Activity -
Give only the number of lines below that contain the word "views".

Data section -
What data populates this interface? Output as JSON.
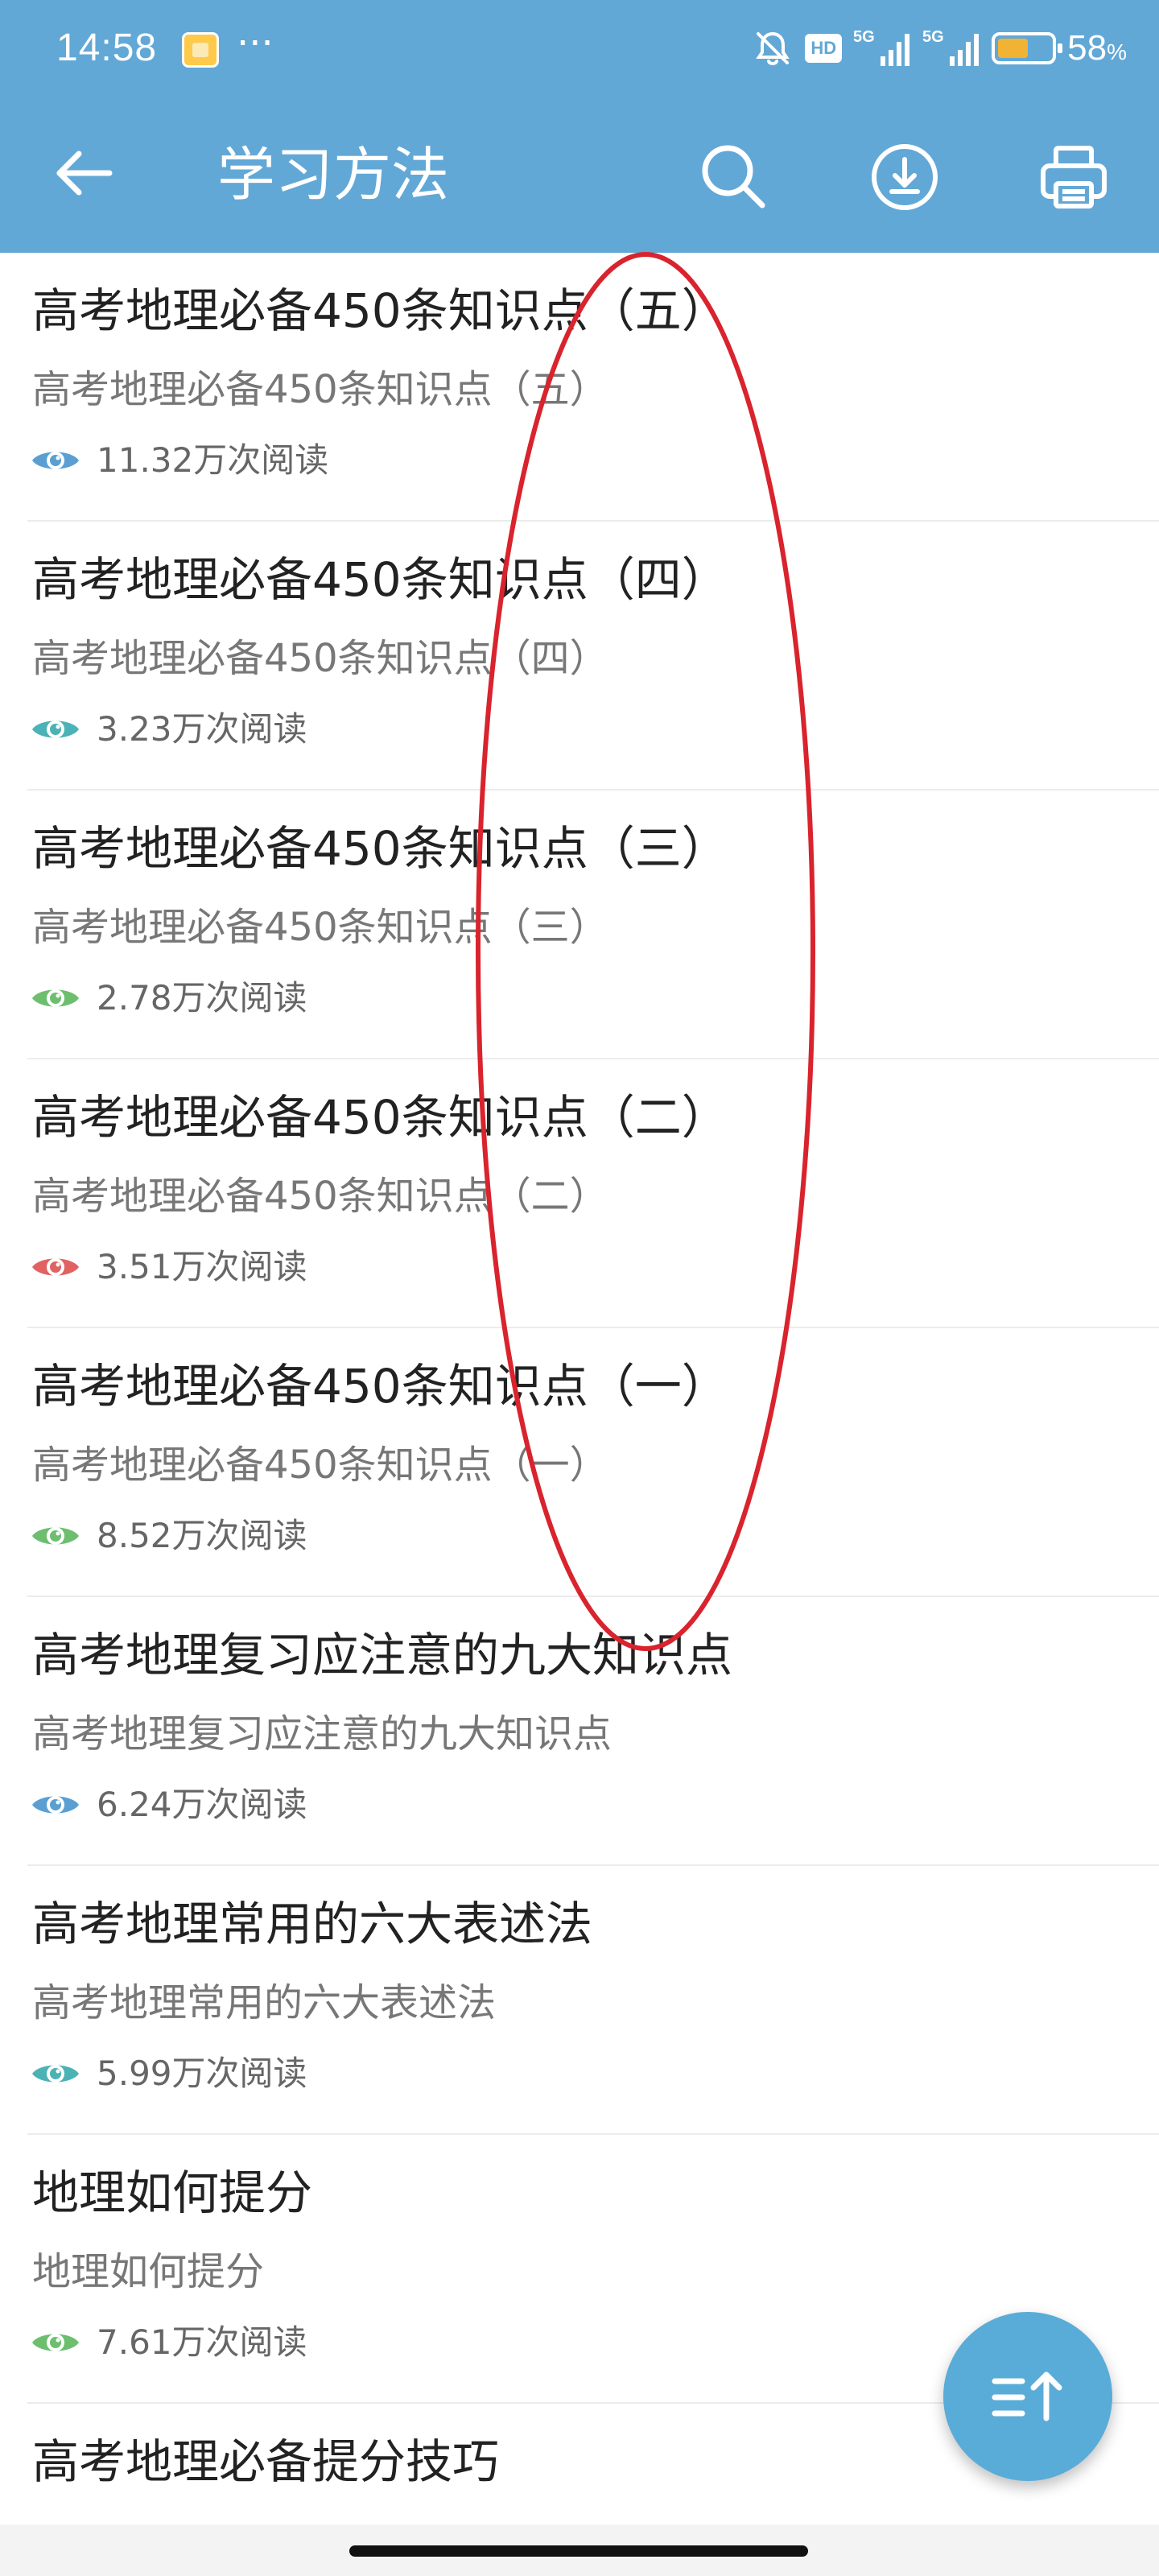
{
  "status_bar": {
    "time": "14:58",
    "more": "···",
    "hd_label": "HD",
    "network_1": "5G",
    "network_2": "5G",
    "battery_percent": "58",
    "battery_unit": "%",
    "battery_level": 0.58,
    "icons": [
      "app-notification-icon",
      "mute-icon",
      "signal-icon",
      "battery-icon"
    ]
  },
  "toolbar": {
    "title": "学习方法",
    "back_icon": "arrow-left-icon",
    "search_icon": "search-icon",
    "download_icon": "download-icon",
    "print_icon": "print-icon"
  },
  "articles": [
    {
      "title": "高考地理必备450条知识点（五）",
      "subtitle": "高考地理必备450条知识点（五）",
      "views": "11.32万次阅读",
      "eye_color": "#5b9fd2"
    },
    {
      "title": "高考地理必备450条知识点（四）",
      "subtitle": "高考地理必备450条知识点（四）",
      "views": "3.23万次阅读",
      "eye_color": "#4bb3b5"
    },
    {
      "title": "高考地理必备450条知识点（三）",
      "subtitle": "高考地理必备450条知识点（三）",
      "views": "2.78万次阅读",
      "eye_color": "#6dbf6f"
    },
    {
      "title": "高考地理必备450条知识点（二）",
      "subtitle": "高考地理必备450条知识点（二）",
      "views": "3.51万次阅读",
      "eye_color": "#e06262"
    },
    {
      "title": "高考地理必备450条知识点（一）",
      "subtitle": "高考地理必备450条知识点（一）",
      "views": "8.52万次阅读",
      "eye_color": "#6dbf6f"
    },
    {
      "title": "高考地理复习应注意的九大知识点",
      "subtitle": "高考地理复习应注意的九大知识点",
      "views": "6.24万次阅读",
      "eye_color": "#5b9fd2"
    },
    {
      "title": "高考地理常用的六大表述法",
      "subtitle": "高考地理常用的六大表述法",
      "views": "5.99万次阅读",
      "eye_color": "#4bb3b5"
    },
    {
      "title": "地理如何提分",
      "subtitle": "地理如何提分",
      "views": "7.61万次阅读",
      "eye_color": "#6dbf6f"
    },
    {
      "title": "高考地理必备提分技巧",
      "subtitle": "",
      "views": "",
      "eye_color": ""
    }
  ],
  "annotation": {
    "shape": "red-ellipse-icon",
    "color": "#d9232d"
  },
  "fab": {
    "icon": "sort-ascending-icon",
    "color": "#5aacd8"
  },
  "colors": {
    "header": "#62a8d6",
    "title_text": "#222222",
    "subtitle_text": "#777777"
  }
}
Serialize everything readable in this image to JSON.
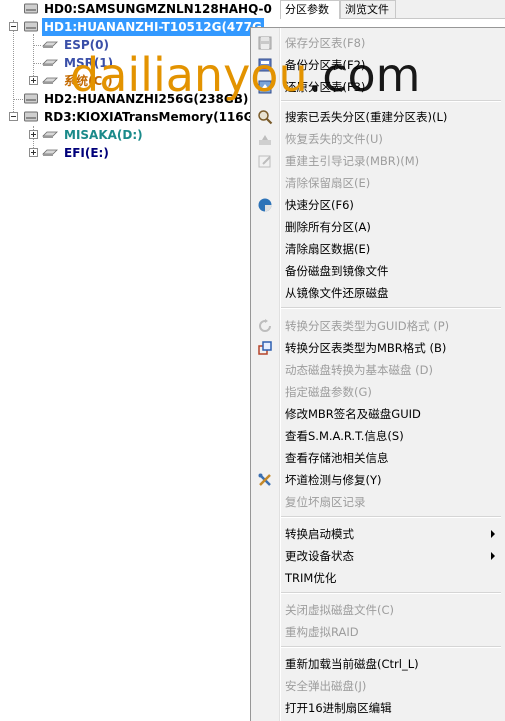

Task output -
9